Some time ago, we ran into one small but annoying problem — the problem of distracting background snacks at tea-and-food tastings. Well, that is, such snacks that the guest always has at hand and which he uses uncontrollably, but which at the same time require some attention from the guest. Here’s the catch — at any tasting event it is very important that guests can change their focus from time to time. The constant focus on the tea or the host is too tiring and deprives the guest of half of the pleasure. By the way, it is in the defocusing of attention that perhaps the true meaning of many actions at the Japanese tea ceremony lies.
Usually, nuts and dried fruits play the role of background snacks at tea tastings. And they play great — but they have one drawback. They are in the background, but not distracting enough. It is very easy to eat them, for this you do not need to be distracted, which means that they will not switch the focus of attention to themselves. The guests will listen to the presenter and rake in the fruit and nut automatically. As a result, they will get tired of everything — both the presenter and the snacks.
Sandwiches or pancakes with different fillings are a great option for a distracting background snack, served in such a way that the guests themselves spread everything that can be spread on the sandwiches and wrap everything that can be wrapped in pancakes. Self-absorbed spreading of pate on toasted white bread slices or concentrated wrapping of caviar in a pancake will distract the guest from the most inspiring host — and this is, in fact, good. There is only one purely aesthetic problem.
In their classic version, both pancakes and sandwiches are discordant with the laconic aesthetics of a tea tasting table (unless we are talking about some special stylized tea party). Both sandwiches and pancakes can be made trendy and classy, of course — but this will require a fair amount of effort and will significantly complicate the organization of the tasting event.
At the same time, the idea of “the guest sits and spreads” is quite productive — you just need to facilitate its implementation. Several years ago we started using the option of serving snacks, in which the guest is offered several “bases” (for example, cookies or biscuits made from different kinds of dough) and several “spreads”. In order to serve such a snack constructor to the guests of a tea party, it is enough to drop by a decent supermarket.
Take four types of cookies-bread-biscuits-crackers, small in size and suitable for spreading cream-pâté-jam on them. Add four types of spreads — usually we take something curd-like, something nutty (seed or nut butter), some kind of pâté and some thicker type of jam or fruit preserves. Serve spreads in small bowls, lay out four cookies of each type — and the personal “teaser” constructor set is ready. Naturally, 4 + 4 is not an obligatory scheme at all, the number of types of cookies and different spreads can be any.

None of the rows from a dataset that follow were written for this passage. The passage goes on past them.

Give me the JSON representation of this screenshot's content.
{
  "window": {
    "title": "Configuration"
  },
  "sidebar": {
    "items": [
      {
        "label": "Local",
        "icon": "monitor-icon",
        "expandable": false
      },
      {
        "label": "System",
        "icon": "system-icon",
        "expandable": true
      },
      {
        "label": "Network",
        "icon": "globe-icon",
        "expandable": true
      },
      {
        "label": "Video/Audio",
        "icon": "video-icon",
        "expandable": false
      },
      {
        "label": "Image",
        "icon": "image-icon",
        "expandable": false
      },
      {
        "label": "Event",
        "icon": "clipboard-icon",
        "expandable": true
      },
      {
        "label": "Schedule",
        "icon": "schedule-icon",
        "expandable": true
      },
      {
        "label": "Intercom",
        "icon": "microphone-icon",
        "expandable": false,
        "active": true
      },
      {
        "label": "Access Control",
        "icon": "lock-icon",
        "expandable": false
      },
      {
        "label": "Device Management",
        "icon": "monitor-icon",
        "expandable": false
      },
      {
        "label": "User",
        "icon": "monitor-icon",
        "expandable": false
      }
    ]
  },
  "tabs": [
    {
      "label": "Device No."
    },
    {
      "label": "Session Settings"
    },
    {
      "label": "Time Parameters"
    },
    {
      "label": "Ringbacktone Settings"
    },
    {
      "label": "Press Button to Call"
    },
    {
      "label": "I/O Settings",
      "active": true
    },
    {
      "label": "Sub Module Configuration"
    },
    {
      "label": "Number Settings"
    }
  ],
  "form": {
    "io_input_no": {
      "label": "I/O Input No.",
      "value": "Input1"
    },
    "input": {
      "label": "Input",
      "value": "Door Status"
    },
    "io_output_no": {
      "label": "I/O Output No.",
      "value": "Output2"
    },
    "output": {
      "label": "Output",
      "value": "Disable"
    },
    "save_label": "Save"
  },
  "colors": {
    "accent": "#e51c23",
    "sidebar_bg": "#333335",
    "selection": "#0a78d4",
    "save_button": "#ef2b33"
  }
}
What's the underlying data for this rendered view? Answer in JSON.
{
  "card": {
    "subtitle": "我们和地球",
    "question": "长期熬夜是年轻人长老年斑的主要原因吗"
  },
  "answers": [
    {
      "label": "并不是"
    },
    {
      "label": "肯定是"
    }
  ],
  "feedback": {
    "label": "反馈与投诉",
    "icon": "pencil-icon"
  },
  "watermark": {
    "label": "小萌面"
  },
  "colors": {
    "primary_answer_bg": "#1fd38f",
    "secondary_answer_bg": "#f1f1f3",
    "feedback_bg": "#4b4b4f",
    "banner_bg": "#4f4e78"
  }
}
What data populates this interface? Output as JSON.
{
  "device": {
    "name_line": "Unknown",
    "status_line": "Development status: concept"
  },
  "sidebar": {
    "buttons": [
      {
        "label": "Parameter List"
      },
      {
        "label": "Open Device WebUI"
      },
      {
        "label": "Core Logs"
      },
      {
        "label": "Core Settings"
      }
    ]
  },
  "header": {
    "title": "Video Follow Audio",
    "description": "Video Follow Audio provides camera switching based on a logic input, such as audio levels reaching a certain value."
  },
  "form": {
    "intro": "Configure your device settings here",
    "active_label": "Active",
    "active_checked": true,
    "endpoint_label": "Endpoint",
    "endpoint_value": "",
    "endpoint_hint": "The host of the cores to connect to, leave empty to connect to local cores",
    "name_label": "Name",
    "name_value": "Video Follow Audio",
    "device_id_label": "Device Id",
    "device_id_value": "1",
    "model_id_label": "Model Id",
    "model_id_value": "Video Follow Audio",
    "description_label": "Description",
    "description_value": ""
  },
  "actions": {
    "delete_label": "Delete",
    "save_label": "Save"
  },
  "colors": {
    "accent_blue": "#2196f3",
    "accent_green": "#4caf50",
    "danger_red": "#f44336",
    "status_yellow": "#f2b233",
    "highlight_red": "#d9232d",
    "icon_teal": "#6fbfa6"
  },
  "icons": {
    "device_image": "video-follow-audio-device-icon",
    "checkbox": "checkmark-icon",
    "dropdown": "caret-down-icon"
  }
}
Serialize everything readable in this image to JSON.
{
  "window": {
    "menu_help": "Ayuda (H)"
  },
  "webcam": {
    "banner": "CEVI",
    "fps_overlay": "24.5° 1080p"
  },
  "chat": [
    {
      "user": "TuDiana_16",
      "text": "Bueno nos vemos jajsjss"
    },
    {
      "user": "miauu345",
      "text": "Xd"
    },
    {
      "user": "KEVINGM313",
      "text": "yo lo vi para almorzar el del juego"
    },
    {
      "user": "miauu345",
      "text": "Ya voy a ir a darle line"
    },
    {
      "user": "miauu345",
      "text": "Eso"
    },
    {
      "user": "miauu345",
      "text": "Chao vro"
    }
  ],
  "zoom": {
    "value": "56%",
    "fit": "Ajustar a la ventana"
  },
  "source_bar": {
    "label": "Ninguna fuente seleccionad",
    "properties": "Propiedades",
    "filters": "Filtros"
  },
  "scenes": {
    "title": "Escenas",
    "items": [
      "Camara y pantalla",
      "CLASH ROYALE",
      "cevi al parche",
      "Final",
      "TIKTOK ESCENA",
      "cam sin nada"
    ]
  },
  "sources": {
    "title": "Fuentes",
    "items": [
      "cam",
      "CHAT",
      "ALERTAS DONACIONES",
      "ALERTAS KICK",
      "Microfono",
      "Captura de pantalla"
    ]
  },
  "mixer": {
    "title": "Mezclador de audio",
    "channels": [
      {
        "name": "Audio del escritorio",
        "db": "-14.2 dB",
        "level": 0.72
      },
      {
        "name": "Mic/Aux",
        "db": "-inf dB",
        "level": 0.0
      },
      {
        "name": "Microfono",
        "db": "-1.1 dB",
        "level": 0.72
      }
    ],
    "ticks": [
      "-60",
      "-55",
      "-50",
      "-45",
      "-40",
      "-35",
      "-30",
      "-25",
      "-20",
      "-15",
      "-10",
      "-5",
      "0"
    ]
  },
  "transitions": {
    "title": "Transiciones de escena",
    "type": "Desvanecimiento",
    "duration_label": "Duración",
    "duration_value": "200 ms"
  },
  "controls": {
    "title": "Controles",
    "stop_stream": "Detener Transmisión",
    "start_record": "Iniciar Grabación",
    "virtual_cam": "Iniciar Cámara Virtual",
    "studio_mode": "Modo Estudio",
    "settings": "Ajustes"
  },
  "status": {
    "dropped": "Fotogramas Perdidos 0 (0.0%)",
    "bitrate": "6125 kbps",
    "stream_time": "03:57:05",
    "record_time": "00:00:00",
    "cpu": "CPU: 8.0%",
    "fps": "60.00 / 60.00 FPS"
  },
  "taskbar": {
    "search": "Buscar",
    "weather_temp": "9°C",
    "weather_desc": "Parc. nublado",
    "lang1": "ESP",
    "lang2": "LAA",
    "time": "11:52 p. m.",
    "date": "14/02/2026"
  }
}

It’s very simple, not very expensive, and very convincing. Random combinations of biscuits with different tastes and different spreads gives the guest the opportunity to experiment with different tastes on their own, while the addition of tea to these combinations makes the number of flavor combinations even excessive for a regular tasting event. The likelihood that by simply sorting through different combinations, guests will find a perfect match of tea, cookies and spreads with such a serving becomes quite high.
We call this serving of snacks “teasers”. This is both a reference to something provoking interest, and a hint of the tea component of the composition.
Have a good tea!
Olga Nikandrova & Denis Shumakov. Teatips.info. 2021